A Trip Through the Golden Age of The Goths
by Aayushi Mehra
Delving into some of The Goths hits it’s fair to say that all Goths fans have their own favourites.
It’s easy to be struck by a musicality that’s fresh and creative, and drawn from eclectic tastes – tastes shared by others of The Goths equally eclectic fanbase.
Each piece of music has the power to transport audiences to alternative worlds, with lyrics that both intrigue and bind the pieces of song together.
Music fans oftentimes enjoy deriving their own personal meanings from a song or songs then comparing later theirs to those of the songwriter’s themselves.
Learning the meanings that The Goths themselves have to their songs can enrich a listener’s take out and can quite often cast a very different light on things indeed.

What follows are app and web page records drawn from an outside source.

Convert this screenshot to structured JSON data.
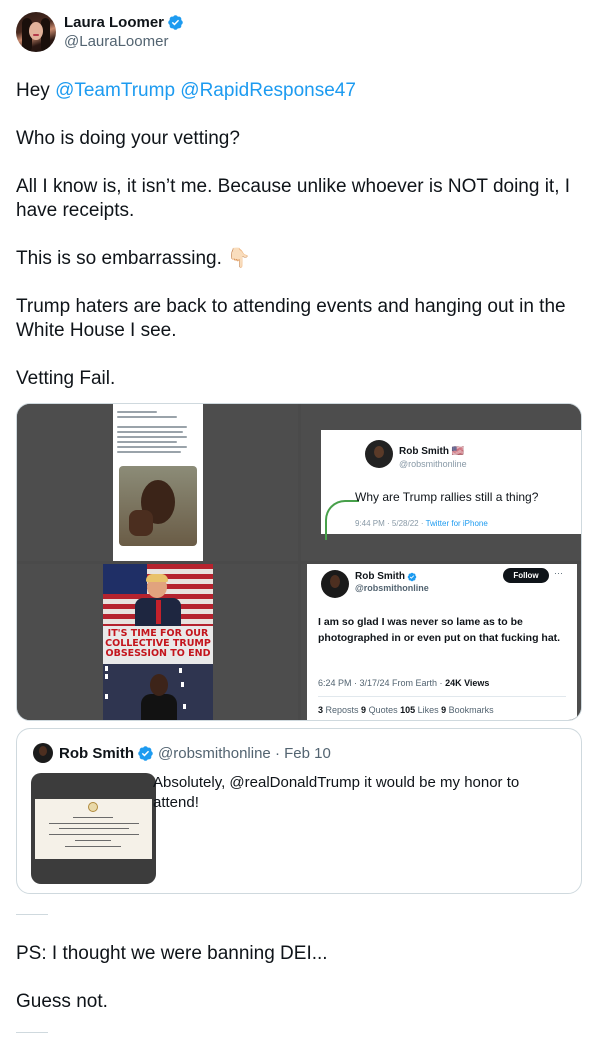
{
  "author": {
    "display_name": "Laura Loomer",
    "handle": "@LauraLoomer",
    "verified_color": "#1d9bf0"
  },
  "tweet": {
    "line1_prefix": "Hey ",
    "mention1": "@TeamTrump",
    "mention2": "@RapidResponse47",
    "p2": "Who is doing your vetting?",
    "p3": "All I know is, it isn’t me. Because unlike whoever is NOT doing it, I have receipts.",
    "p4": "This is so embarrassing.",
    "p4_emoji": "👇🏻",
    "p5": "Trump haters are back to attending events and hanging out in the White House I see.",
    "p6": "Vetting Fail."
  },
  "media": {
    "cell2": {
      "name": "Rob Smith 🇺🇸",
      "handle": "@robsmithonline",
      "text": "Why are Trump rallies still a thing?",
      "time": "9:44 PM · 5/28/22 · ",
      "source": "Twitter for iPhone"
    },
    "cell3": {
      "banner": "IT'S TIME FOR OUR COLLECTIVE TRUMP OBSESSION TO END"
    },
    "cell4": {
      "name": "Rob Smith",
      "handle": "@robsmithonline",
      "follow_label": "Follow",
      "text": "I am so glad I was never so lame as to be photographed in or even put on that fucking hat.",
      "time": "6:24 PM · 3/17/24 From Earth · ",
      "views": "24K Views",
      "reposts_n": "3",
      "reposts_l": " Reposts ",
      "quotes_n": "9",
      "quotes_l": " Quotes ",
      "likes_n": "105",
      "likes_l": " Likes ",
      "bookmarks_n": "9",
      "bookmarks_l": " Bookmarks"
    }
  },
  "quote": {
    "name": "Rob Smith",
    "handle": "@robsmithonline · Feb 10",
    "text": "Absolutely, @realDonaldTrump it would be my honor to attend!"
  },
  "after": {
    "ps": "PS: I thought we were banning DEI...",
    "guess": "Guess not."
  }
}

Playing it where it lays
As The Goths exposure began leading to audiences increasingly aligned to their style, so too a newfound confidence took hold in their performances and songwriting that fostered a sense of freedom and conviction all of which led then onto the new pathways stretching out before them.
The Goths also knew that their followers would be along for the ride.

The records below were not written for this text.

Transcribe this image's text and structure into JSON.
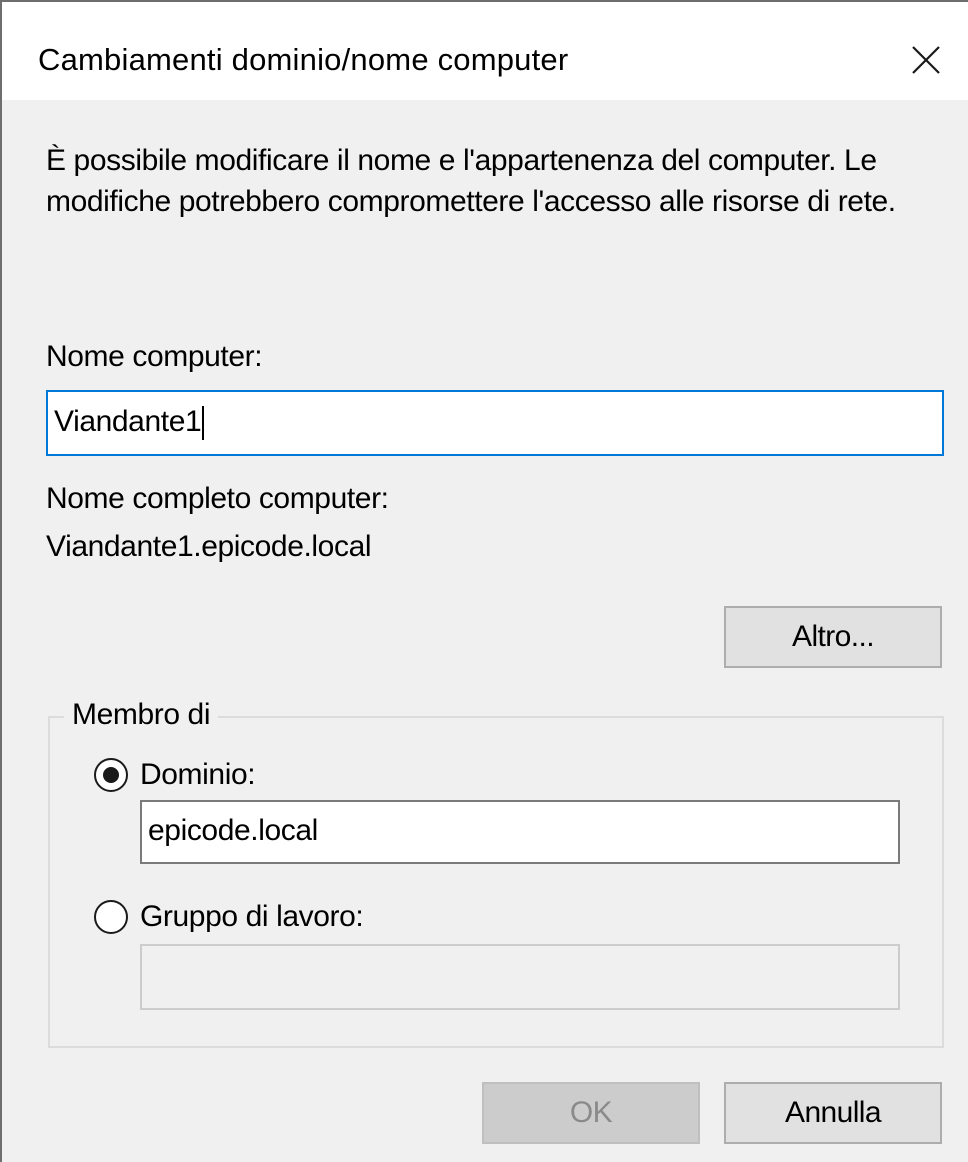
{
  "dialog": {
    "title": "Cambiamenti dominio/nome computer",
    "close_icon": "close-icon"
  },
  "description": "È possibile modificare il nome e l'appartenenza del computer. Le modifiche potrebbero compromettere l'accesso alle risorse di rete.",
  "computer_name": {
    "label": "Nome computer:",
    "value": "Viandante1"
  },
  "full_name": {
    "label": "Nome completo computer:",
    "value": "Viandante1.epicode.local"
  },
  "more_button": "Altro...",
  "member_of": {
    "legend": "Membro di",
    "domain": {
      "label": "Dominio:",
      "value": "epicode.local",
      "selected": true
    },
    "workgroup": {
      "label": "Gruppo di lavoro:",
      "value": "",
      "selected": false
    }
  },
  "buttons": {
    "ok": "OK",
    "cancel": "Annulla"
  },
  "colors": {
    "focus_border": "#0078d7",
    "dialog_bg": "#f0f0f0",
    "button_bg": "#e1e1e1"
  }
}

Their sellout at The Sitting Duck, West End demonstrated this new confidence that saw them perform personal intimate concerts showcasing both earlier and newly minted material side by side.
The escape from their residency at The Bohemian on Elizabeth Street saw them continue onto breakout performances at Bertie’s & Metropolis, The Dead Rat, The Osbourne and The Zoo, Fortitude Valley, where The Goths were one of the venue’s first performing acts.
Leading to all these gig bookings, chord structures and riffs had rapidly become songs.
‘Battle Axe‘, with its barbarian battle scenes sandwiched between Viking myth and legend inserted onto a bluesy canvass, seemed to glue their audience to the spot in a state of awe.
The same could be said for the swampy grind of ‘Werther‘, based on Goethe’s The Sorrows of Young Werther, a song which by 1990 standards seemingly had come out of nowhere, with ‘Crusade‘ echoing its catchy Middle Eastern hooks as The Goths began flexing their creative muscles and started exploring new sounds.
But then came one newly monster-movie mash minted track titled ‘Smorgasbord‘ that on the surface at least seemed to point The Goths back to a mode more akin to their 1980s days.
A turning point
‘Smorgasbord‘ signaled a development from the manic songwriting once referred to as the ”phase of uncontrolled productivity” brought on when The Goths first started performing live.
Songs had been churned out with wilful abandon, the band’s catalogue began to grow, yet ‘Smorgasbord‘ represented a new advance entirely and with that came a newer approach.
Rather than the lyrics being the focus of the songwriting, The Goths now moved to invest themselves in the music first and foremost.
‘Mother of Zorba‘ appeared in this new vein, the effect of which on The Goths songwriting proved groundbreaking.
Here was a song that dealt with a singular and unique theme, exploring the overly-mothered scenario or use of punishment to correct disobedience, essentially paying homage to Austrian author Leopold Ritter von Sacher-Masoch, renowned for his romantic stories of Galician life, and whose most notable work, Venus in Furs, had been lionized by The Velvet Underground with their song titled using the same name more than two decades earlier.
‘Frankenstein‘ too emerged, no less than a summary of Mary Shelley’s Frankenstein, quickly followed by ‘Crypt‘, a brooding impression of the mummy’s curse, an impressionistic account of related, mysterious deaths surrounding the excavation of tombs, said to be blasphemy to defile.
Inspiring with inspiration
Practically every Goths song has its roots in literature, yet literary themes were by now becoming the major inspiration and as such, themes would now go on to further inspire fans and listeners alike.
The Goths possessed a certain substance that fans or casual listeners could easily access, and that could lead many to rediscover some of the greatest works in history.
If fans love one of The Goths next tracks, ‘Act Five Scene One‘, it might be because they recognise in it the retelling of its famous Gravediggers scene from Shakespeare’s Hamlet.
And if Goths fans love the follow-up to that, ‘Cathedral‘, it might be because they are touched upon by the heavy influence of architectural mythology that weighs deep within it.
In all, these are the connections that make it so enjoyable to be a Goths fan, and why new Goths fans continue to discover these and many more delights from this group today.